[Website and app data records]

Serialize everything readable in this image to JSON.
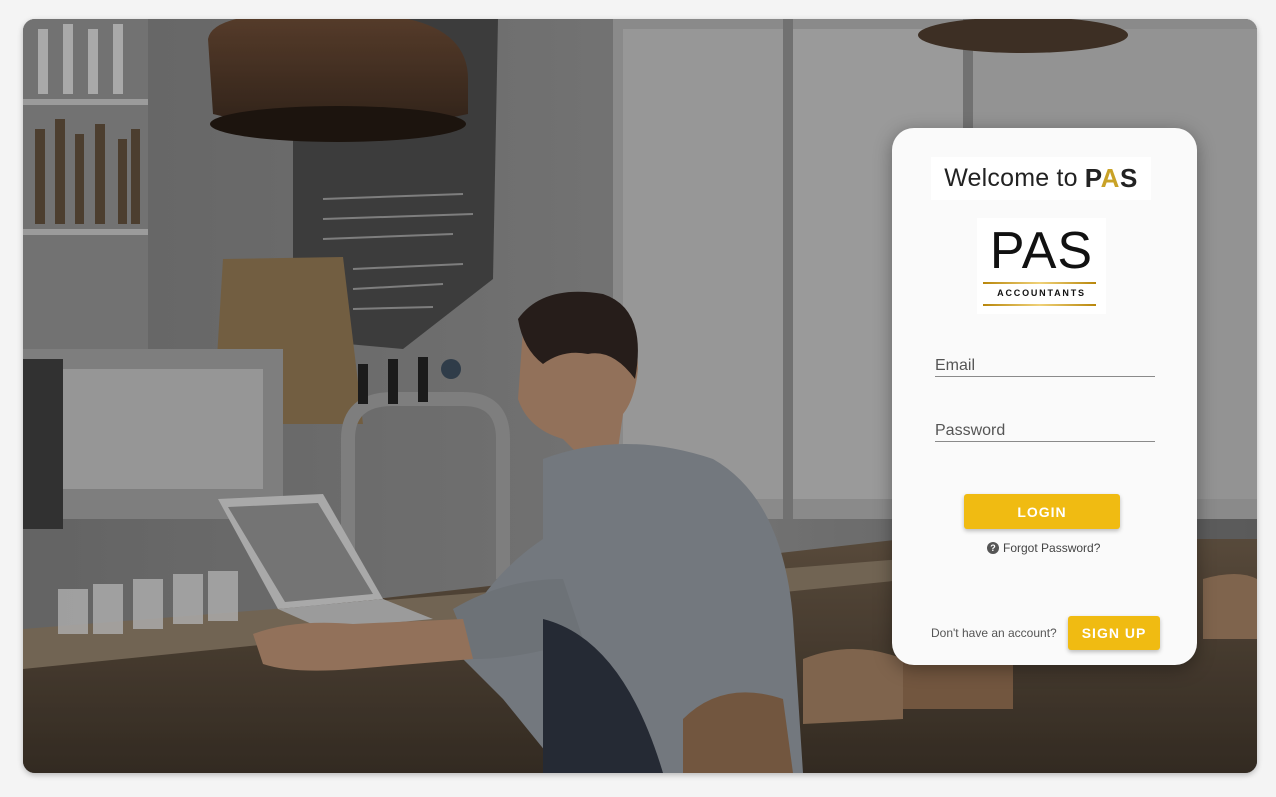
{
  "background": {
    "description_icon": "cafe-photo"
  },
  "card": {
    "welcome_prefix": "Welcome to",
    "welcome_brand_dark1": "P",
    "welcome_brand_gold": "A",
    "welcome_brand_dark2": "S",
    "logo_letters": "PAS",
    "logo_subtitle": "ACCOUNTANTS",
    "email_placeholder": "Email",
    "password_placeholder": "Password",
    "login_label": "LOGIN",
    "forgot_label": "Forgot Password?",
    "signup_prompt": "Don't have an account?",
    "signup_label": "SIGN UP"
  },
  "colors": {
    "accent": "#f0bb12",
    "card_bg": "#fafafa",
    "gold": "#c9a227"
  }
}
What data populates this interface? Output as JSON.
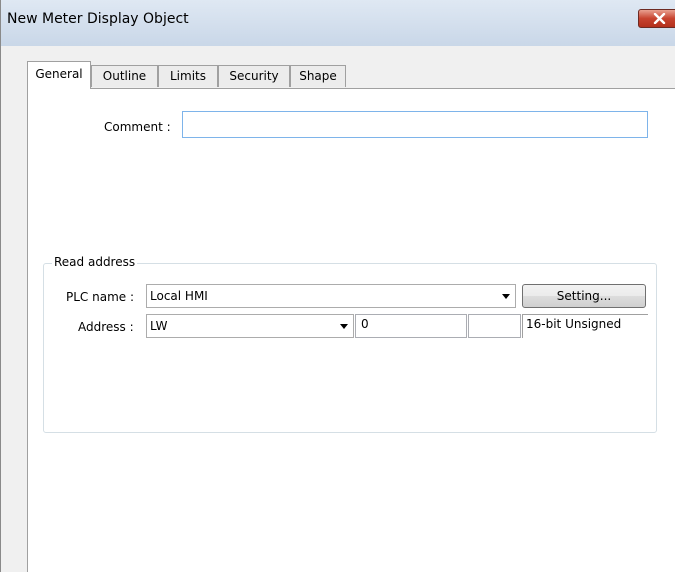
{
  "window": {
    "title": "New  Meter Display Object"
  },
  "tabs": [
    {
      "label": "General",
      "active": true
    },
    {
      "label": "Outline",
      "active": false
    },
    {
      "label": "Limits",
      "active": false
    },
    {
      "label": "Security",
      "active": false
    },
    {
      "label": "Shape",
      "active": false
    }
  ],
  "general": {
    "comment_label": "Comment :",
    "comment_value": "",
    "read_address": {
      "group_title": "Read address",
      "plc_name_label": "PLC name :",
      "plc_name_value": "Local HMI",
      "setting_button": "Setting...",
      "address_label": "Address :",
      "address_type_value": "LW",
      "address_value": "0",
      "address_extra_value": "",
      "data_format": "16-bit Unsigned"
    }
  },
  "colors": {
    "close_button": "#c7432f",
    "title_bar": "#c9d7e8",
    "focus_border": "#7eb4ea"
  },
  "icons": {
    "close": "close-icon",
    "dropdown": "chevron-down-icon"
  }
}
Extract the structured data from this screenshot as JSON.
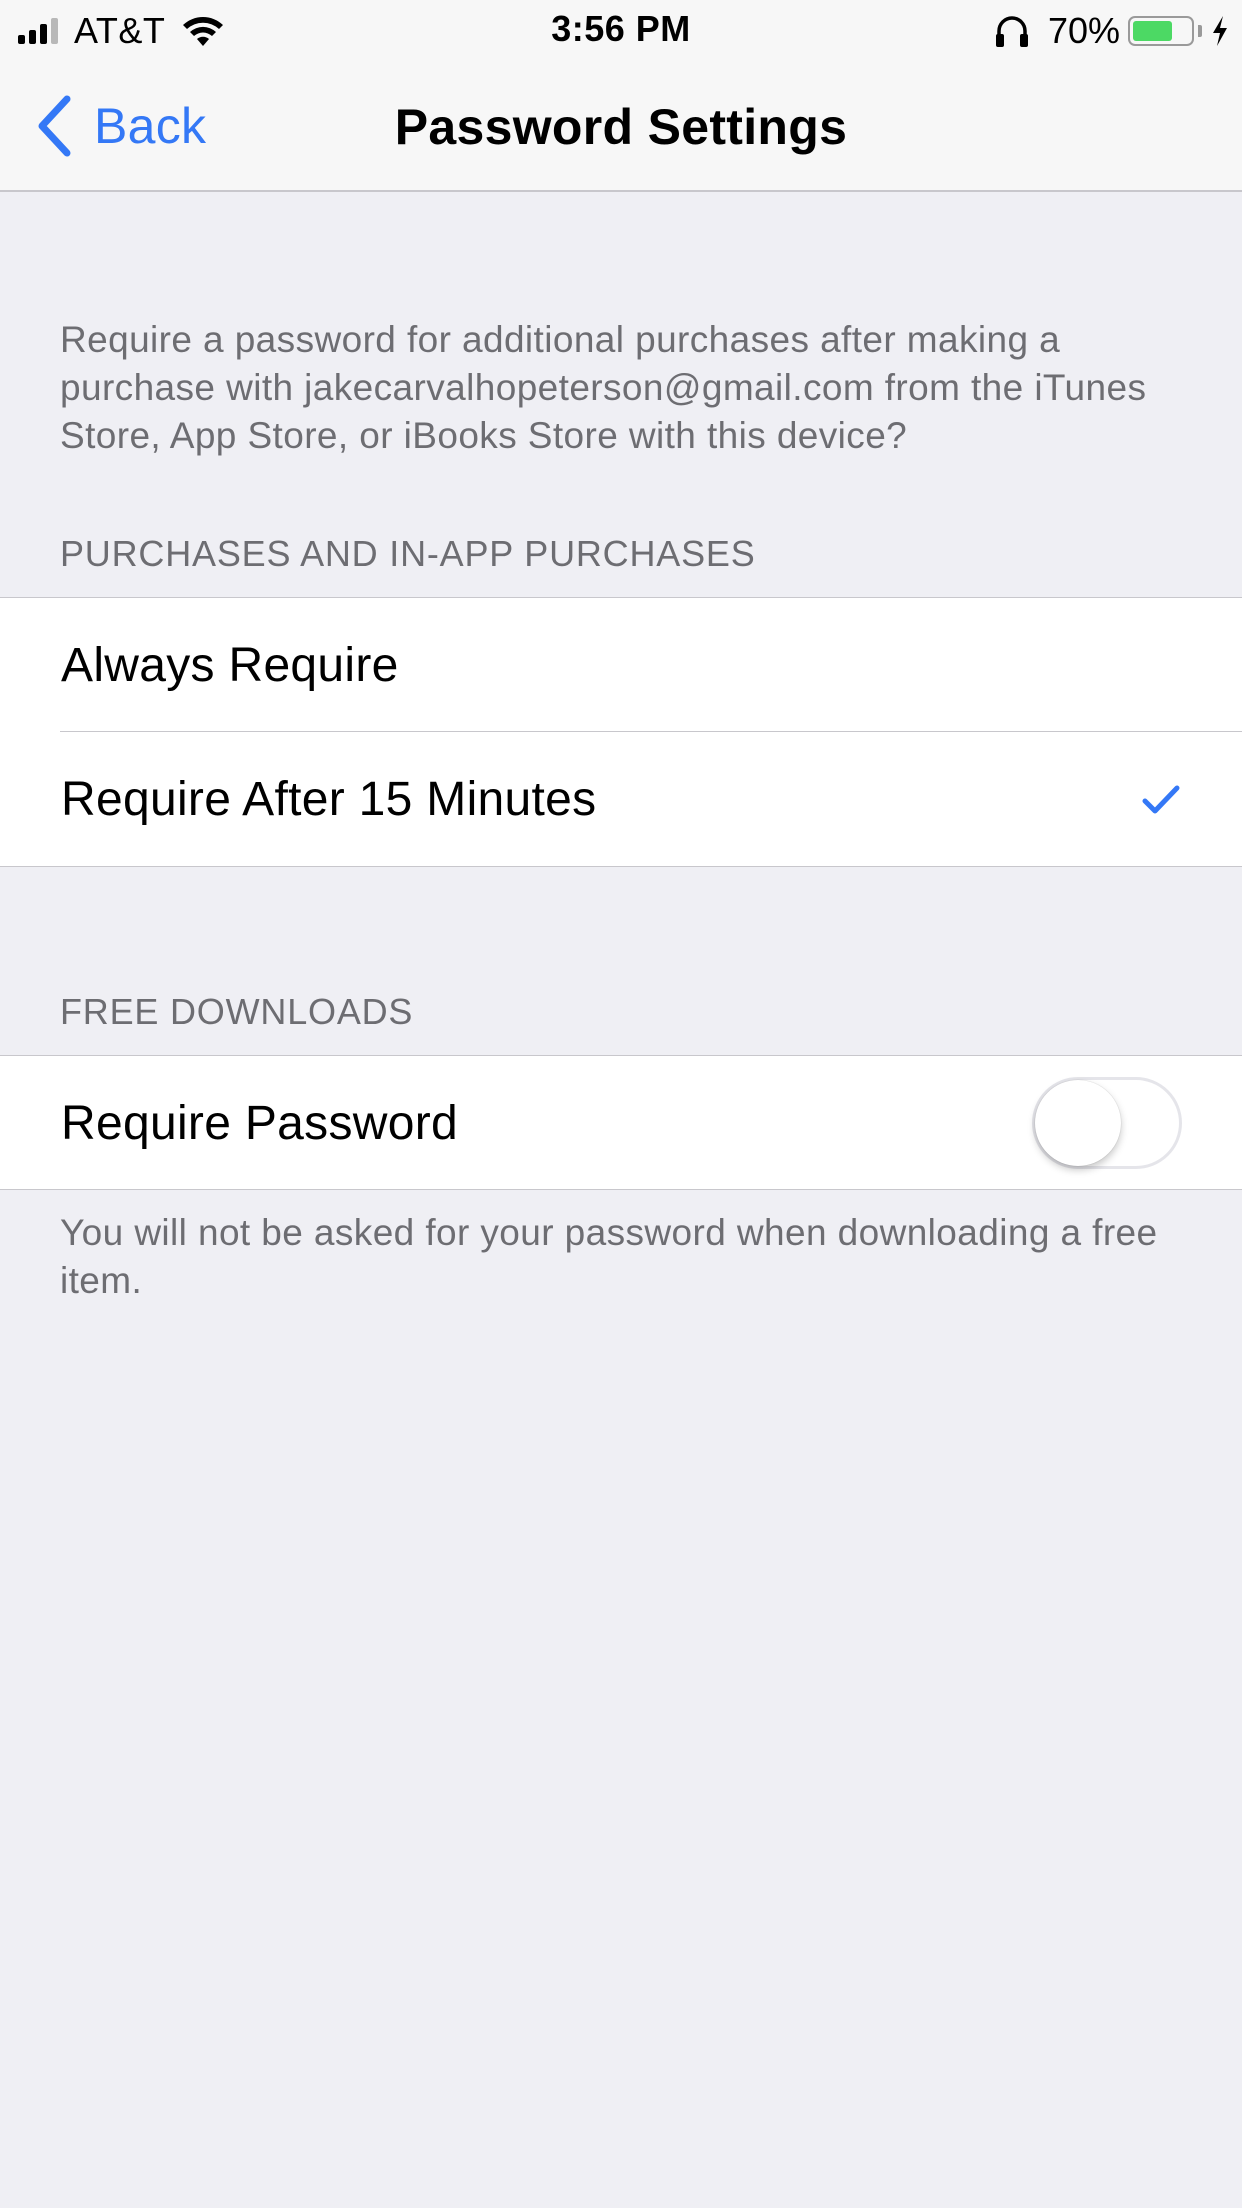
{
  "status_bar": {
    "carrier": "AT&T",
    "time": "3:56 PM",
    "battery_percent": "70%",
    "battery_level": 0.7,
    "signal_bars_filled": 3,
    "signal_bars_total": 4,
    "icons": [
      "signal-icon",
      "wifi-icon",
      "headphones-icon",
      "battery-icon",
      "charging-bolt-icon"
    ]
  },
  "nav": {
    "back_label": "Back",
    "title": "Password Settings"
  },
  "description": "Require a password for additional purchases after making a purchase with jakecarvalhopeterson@gmail.com from the iTunes Store, App Store, or iBooks Store with this device?",
  "purchases_section": {
    "header": "PURCHASES AND IN-APP PURCHASES",
    "options": [
      {
        "label": "Always Require",
        "selected": false
      },
      {
        "label": "Require After 15 Minutes",
        "selected": true
      }
    ]
  },
  "free_downloads_section": {
    "header": "FREE DOWNLOADS",
    "require_password_label": "Require Password",
    "require_password_on": false,
    "footer": "You will not be asked for your password when downloading a free item."
  },
  "colors": {
    "accent": "#3478F6",
    "background": "#EFEFF4",
    "secondary_text": "#6D6D72",
    "separator": "#C8C7CC",
    "battery_green": "#4CD964"
  }
}
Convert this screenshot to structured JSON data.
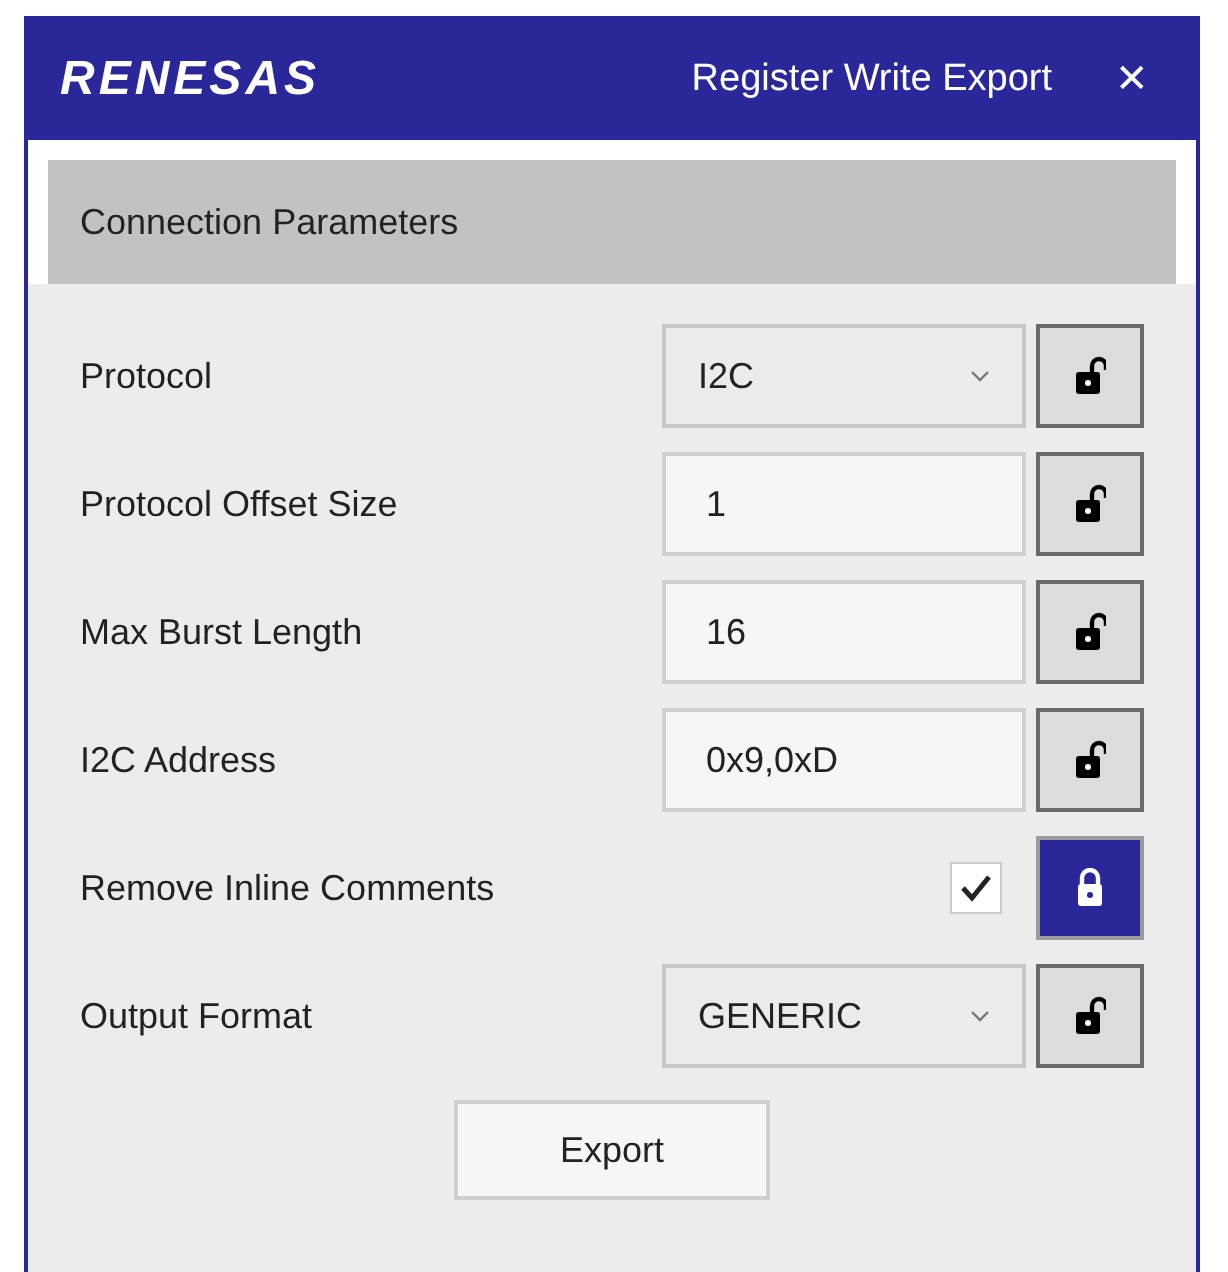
{
  "window": {
    "logo": "RENESAS",
    "title": "Register Write Export",
    "close": "✕"
  },
  "section": {
    "title": "Connection Parameters"
  },
  "rows": [
    {
      "label": "Protocol",
      "kind": "dropdown",
      "value": "I2C",
      "locked": false
    },
    {
      "label": "Protocol Offset Size",
      "kind": "text",
      "value": "1",
      "locked": false
    },
    {
      "label": "Max Burst Length",
      "kind": "text",
      "value": "16",
      "locked": false
    },
    {
      "label": "I2C Address",
      "kind": "text",
      "value": "0x9,0xD",
      "locked": false
    },
    {
      "label": "Remove Inline Comments",
      "kind": "checkbox",
      "checked": true,
      "locked": true
    },
    {
      "label": "Output Format",
      "kind": "dropdown",
      "value": "GENERIC",
      "locked": false
    }
  ],
  "export_button": "Export"
}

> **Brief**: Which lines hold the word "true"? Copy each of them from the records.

> **Answer for this exercise**:
      "active": true
        "selected": true
      "checked": true,
      "locked": true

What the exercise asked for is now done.